Reprint every line of the data, keeping each character intact.

(Dataset rows describing interfaces)
= = = = = = =

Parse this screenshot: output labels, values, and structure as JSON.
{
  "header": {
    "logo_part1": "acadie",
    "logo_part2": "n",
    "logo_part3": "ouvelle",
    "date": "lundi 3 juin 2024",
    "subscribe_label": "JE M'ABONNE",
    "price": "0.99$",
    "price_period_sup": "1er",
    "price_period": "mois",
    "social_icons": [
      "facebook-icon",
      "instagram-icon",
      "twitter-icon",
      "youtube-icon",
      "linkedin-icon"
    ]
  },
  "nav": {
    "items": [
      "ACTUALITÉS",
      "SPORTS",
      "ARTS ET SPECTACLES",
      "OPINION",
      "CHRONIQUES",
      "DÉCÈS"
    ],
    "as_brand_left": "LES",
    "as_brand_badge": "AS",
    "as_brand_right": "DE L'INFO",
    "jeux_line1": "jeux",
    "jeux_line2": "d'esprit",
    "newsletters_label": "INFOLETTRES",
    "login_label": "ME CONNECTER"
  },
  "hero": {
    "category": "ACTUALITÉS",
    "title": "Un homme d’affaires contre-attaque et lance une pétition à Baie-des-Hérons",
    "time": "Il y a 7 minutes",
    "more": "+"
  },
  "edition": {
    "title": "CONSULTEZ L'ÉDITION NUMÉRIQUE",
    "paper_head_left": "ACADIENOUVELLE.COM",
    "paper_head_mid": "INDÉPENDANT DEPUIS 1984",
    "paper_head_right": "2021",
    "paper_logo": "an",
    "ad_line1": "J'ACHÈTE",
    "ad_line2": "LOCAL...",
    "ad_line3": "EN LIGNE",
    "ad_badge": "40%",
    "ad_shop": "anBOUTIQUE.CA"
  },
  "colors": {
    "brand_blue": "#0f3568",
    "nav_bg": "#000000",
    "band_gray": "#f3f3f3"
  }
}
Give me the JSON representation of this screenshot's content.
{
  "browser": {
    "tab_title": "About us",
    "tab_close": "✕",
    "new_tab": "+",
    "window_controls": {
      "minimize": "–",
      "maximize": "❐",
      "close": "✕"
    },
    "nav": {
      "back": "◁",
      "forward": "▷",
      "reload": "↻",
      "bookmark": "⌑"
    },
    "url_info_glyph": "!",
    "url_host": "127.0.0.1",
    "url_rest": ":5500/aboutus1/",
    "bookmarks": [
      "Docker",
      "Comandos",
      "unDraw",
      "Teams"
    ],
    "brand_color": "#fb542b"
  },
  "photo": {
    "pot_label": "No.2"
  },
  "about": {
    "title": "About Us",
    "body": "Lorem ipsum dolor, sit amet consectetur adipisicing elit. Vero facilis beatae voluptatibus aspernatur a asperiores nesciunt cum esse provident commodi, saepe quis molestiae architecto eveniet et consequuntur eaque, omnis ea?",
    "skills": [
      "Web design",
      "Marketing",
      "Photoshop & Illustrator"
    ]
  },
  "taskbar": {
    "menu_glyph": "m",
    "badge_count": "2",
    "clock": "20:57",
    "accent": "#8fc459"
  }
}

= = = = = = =

# WORKED SOLUTION
Parse this screenshot: output labels, values, and structure as JSON.
{
  "header": {
    "logo_part1": "acadie",
    "logo_part2": "n",
    "logo_part3": "ouvelle",
    "date": "lundi 3 juin 2024",
    "subscribe_label": "JE M'ABONNE",
    "price": "0.99$",
    "price_period_sup": "1er",
    "price_period": "mois",
    "social_icons": [
      "facebook-icon",
      "instagram-icon",
      "twitter-icon",
      "youtube-icon",
      "linkedin-icon"
    ]
  },
  "nav": {
    "items": [
      "ACTUALITÉS",
      "SPORTS",
      "ARTS ET SPECTACLES",
      "OPINION",
      "CHRONIQUES",
      "DÉCÈS"
    ],
    "as_brand_left": "LES",
    "as_brand_badge": "AS",
    "as_brand_right": "DE L'INFO",
    "jeux_line1": "jeux",
    "jeux_line2": "d'esprit",
    "newsletters_label": "INFOLETTRES",
    "login_label": "ME CONNECTER"
  },
  "hero": {
    "category": "ACTUALITÉS",
    "title": "Un homme d’affaires contre-attaque et lance une pétition à Baie-des-Hérons",
    "time": "Il y a 7 minutes",
    "more": "+"
  },
  "edition": {
    "title": "CONSULTEZ L'ÉDITION NUMÉRIQUE",
    "paper_head_left": "ACADIENOUVELLE.COM",
    "paper_head_mid": "INDÉPENDANT DEPUIS 1984",
    "paper_head_right": "2021",
    "paper_logo": "an",
    "ad_line1": "J'ACHÈTE",
    "ad_line2": "LOCAL...",
    "ad_line3": "EN LIGNE",
    "ad_badge": "40%",
    "ad_shop": "anBOUTIQUE.CA"
  },
  "colors": {
    "brand_blue": "#0f3568",
    "nav_bg": "#000000",
    "band_gray": "#f3f3f3"
  }
}
Give me the JSON representation of this screenshot's content.
{
  "browser": {
    "tab_title": "About us",
    "tab_close": "✕",
    "new_tab": "+",
    "window_controls": {
      "minimize": "–",
      "maximize": "❐",
      "close": "✕"
    },
    "nav": {
      "back": "◁",
      "forward": "▷",
      "reload": "↻",
      "bookmark": "⌑"
    },
    "url_info_glyph": "!",
    "url_host": "127.0.0.1",
    "url_rest": ":5500/aboutus1/",
    "bookmarks": [
      "Docker",
      "Comandos",
      "unDraw",
      "Teams"
    ],
    "brand_color": "#fb542b"
  },
  "photo": {
    "pot_label": "No.2"
  },
  "about": {
    "title": "About Us",
    "body": "Lorem ipsum dolor, sit amet consectetur adipisicing elit. Vero facilis beatae voluptatibus aspernatur a asperiores nesciunt cum esse provident commodi, saepe quis molestiae architecto eveniet et consequuntur eaque, omnis ea?",
    "skills": [
      "Web design",
      "Marketing",
      "Photoshop & Illustrator"
    ]
  },
  "taskbar": {
    "menu_glyph": "m",
    "badge_count": "2",
    "clock": "20:57",
    "accent": "#8fc459"
  }
}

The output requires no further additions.